Banjo – Kevin Webb’s Farrier F9AX trimaran, co-skippered by Sarel van der Merwe, crossed the finish line of the 1,750-mile Governor’s Cup Race at 17:35:24 on Tuesday 1 January.
Webb and van der Merwe arrived in Jamestown, St Helena to a hero’s welcome after a 10-day downwind blast from the South African port of Simon’s Town. The team aboard this superfast trimaran sailed a good, tactical race and were unstoppable.
As they stepped ashore Team Banjo were surprisingly chirpy but Webb did admit to feeling content to be back on shore. “We are feeling relieved and happy. We tried hard, had a great sail. We made a couple of tactical errors but our revised strategy paid off.”
Although the conditions were light at times, particularly in the early part of the race, most experienced classic Atlantic conditions at some point. For Webb and van der Merwe, there was one particular day that really stood out. “We had a run of 225 miles over a 24-hour period with the highlight being screaming down waves at 18kts. We also had a few bad points too, which included experiencing really dark nights and falling into massive holes in the sea.”
Eyes are now focussed on the second boat to arrive in St Helena. As the situations currently stands, Sandpiper 2 – Abri Erasmus/Paul Tanner’s Simonis Voogd 42ft catamaran – is due to cross the finish line sometime today. However, at 0800 (UTC) she had just less than 90 miles to go and with lighter winds expected, it could be a late evening finish.
It will be interesting to see what happens with the Racing Monohull fleet as the battle for overall handicap honours continues. Although Thinus Groenewald’s Royal Cape One-Design – Reaction – is still in an overall favourable position on handicap, 12 miles ahead of Indaba (John Levin’s Stadt 34), she is currently making just 4.5kts, while Indaba is speeding along at 7.5kts to the east of the rhumb line. For Indaba to be in with a chance of winning overall on handicap in this late stage of the race however, she needs to overtake Reaction and finish far enough ahead to still win when handicap is applied.
In the Rally Monohull fleet Ivan Flodgren and the Swedish team aboard their Hallberg Rassey Rasmus 35 – Kuheli – have maintained the overnight lead ahead of JML Rotary Scout, a Tosca 39. The Swedes took the initial fleet lead in the early part of the race but JML Rotary Scout, co-skippered by Peter Bosch and Stephen Jennings and crewed by a group of Scouts from Cape Town and St Helena aged between 16-18 years old, took a turn at the front of the fleet two days ago, and are keen to repeat this performance in the next 24-hours.
In third place in this fleet, and sailing consistently well are the Fisher family (Luke, and Monica, together with their two children – Todd, 14, and Amy, 13) aboard Bryana, a Dudley Dix 38ft steel-hulled, home-completed yacht.
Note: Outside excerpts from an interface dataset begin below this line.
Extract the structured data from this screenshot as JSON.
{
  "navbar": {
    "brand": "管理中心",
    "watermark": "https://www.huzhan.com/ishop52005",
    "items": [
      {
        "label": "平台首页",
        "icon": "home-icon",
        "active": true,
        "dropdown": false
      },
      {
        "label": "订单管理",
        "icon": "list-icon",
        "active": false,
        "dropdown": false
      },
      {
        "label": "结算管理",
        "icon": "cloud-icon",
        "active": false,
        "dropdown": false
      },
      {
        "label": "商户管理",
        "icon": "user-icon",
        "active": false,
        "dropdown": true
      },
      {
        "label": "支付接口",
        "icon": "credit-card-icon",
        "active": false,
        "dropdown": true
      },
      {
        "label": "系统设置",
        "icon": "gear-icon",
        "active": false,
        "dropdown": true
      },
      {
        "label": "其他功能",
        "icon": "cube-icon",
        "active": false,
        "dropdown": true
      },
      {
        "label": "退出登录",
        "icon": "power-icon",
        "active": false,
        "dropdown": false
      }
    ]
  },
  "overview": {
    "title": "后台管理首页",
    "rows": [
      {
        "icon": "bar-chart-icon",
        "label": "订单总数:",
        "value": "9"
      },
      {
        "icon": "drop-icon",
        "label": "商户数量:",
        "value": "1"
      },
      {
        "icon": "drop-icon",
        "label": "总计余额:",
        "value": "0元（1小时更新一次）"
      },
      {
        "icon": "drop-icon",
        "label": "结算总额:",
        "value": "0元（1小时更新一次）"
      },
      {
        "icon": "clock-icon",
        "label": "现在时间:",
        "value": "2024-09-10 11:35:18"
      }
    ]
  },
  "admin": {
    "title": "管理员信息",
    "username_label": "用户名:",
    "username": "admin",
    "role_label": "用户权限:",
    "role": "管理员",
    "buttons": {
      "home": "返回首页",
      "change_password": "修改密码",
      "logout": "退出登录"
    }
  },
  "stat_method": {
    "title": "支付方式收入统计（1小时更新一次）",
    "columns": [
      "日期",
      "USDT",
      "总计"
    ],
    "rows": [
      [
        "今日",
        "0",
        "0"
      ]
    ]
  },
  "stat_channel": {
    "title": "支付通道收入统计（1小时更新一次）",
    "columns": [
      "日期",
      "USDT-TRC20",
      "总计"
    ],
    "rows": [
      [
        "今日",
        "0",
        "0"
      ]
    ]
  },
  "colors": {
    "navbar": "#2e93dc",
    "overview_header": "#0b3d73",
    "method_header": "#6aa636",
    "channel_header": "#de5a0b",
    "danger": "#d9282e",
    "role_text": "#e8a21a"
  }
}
As well as maintaining third in fleet, they are currently leading the race for the Family trophy.
Kevin Ward’s Elan Impression 434, Canace, sponsored by Nampak Bevcan’s CAN DO!, crewed by a team of five between the ages of 52 and 70, also appears to be holding a good position and is now in fourth place in the fleet with 199 miles to go to the finish. Ward chatting from the yacht at 0800 (UTC) this morning said: “We are having an exciting race because we now have Compromise, the cat, just ahead of us. At the moment the wind is blowing a good south-easterly 25kts so we are blasting along. We are hoping it won’t drop because this is the sort of wind that suits us perfectly. We are planning to reach the finish line at about midday tomorrow, if the wind continues. In these conditions we are sailing goose-winged, with the genoa poled-out rather than flying the spinnaker because we find this setup makes it a lot easier.”